**Data for processing:**

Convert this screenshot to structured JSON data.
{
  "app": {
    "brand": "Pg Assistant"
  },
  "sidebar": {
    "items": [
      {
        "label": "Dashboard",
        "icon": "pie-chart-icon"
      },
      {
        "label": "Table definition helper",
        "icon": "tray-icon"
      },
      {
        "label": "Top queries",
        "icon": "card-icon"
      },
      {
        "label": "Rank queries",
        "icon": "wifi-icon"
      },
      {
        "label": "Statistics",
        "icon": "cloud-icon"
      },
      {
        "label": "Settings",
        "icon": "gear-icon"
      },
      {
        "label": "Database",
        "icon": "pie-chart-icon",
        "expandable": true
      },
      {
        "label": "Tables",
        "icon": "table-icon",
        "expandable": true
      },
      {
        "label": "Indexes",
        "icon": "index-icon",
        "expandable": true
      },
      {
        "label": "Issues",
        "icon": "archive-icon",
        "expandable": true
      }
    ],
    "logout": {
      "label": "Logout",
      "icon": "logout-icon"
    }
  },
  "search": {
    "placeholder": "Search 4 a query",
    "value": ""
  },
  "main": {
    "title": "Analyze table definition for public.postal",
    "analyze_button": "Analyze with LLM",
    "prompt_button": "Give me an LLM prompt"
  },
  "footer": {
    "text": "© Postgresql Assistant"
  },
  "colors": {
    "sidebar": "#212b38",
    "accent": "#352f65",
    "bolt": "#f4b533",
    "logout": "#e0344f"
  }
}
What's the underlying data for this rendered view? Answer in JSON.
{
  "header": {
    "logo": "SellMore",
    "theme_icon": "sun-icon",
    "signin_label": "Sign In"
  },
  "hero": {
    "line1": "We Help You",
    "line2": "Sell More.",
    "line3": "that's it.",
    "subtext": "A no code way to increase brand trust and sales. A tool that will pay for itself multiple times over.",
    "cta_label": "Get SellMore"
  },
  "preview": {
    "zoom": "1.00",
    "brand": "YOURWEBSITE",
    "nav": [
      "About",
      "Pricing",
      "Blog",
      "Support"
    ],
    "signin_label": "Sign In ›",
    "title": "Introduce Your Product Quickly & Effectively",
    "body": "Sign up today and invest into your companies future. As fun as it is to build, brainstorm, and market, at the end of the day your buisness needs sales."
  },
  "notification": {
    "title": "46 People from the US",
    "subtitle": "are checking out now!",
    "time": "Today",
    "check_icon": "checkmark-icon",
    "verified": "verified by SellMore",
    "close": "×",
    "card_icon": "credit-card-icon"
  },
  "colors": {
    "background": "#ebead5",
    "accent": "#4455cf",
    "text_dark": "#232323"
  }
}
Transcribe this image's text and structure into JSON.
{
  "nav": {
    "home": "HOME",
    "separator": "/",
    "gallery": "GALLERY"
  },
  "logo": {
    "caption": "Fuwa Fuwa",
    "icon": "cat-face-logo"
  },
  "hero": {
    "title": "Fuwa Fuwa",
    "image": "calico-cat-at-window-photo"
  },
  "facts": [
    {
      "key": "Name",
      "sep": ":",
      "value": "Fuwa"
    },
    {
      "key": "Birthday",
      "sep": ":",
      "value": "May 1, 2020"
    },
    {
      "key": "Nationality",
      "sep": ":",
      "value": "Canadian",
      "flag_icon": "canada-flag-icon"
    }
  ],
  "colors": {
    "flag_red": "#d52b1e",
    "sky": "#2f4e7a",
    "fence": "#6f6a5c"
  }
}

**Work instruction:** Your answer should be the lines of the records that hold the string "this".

**Answer space:**
Convert this screenshot to structured JSON data.
What's the underlying data for this rendered view? Answer in JSON.
Transcribe this image's text and structure into JSON.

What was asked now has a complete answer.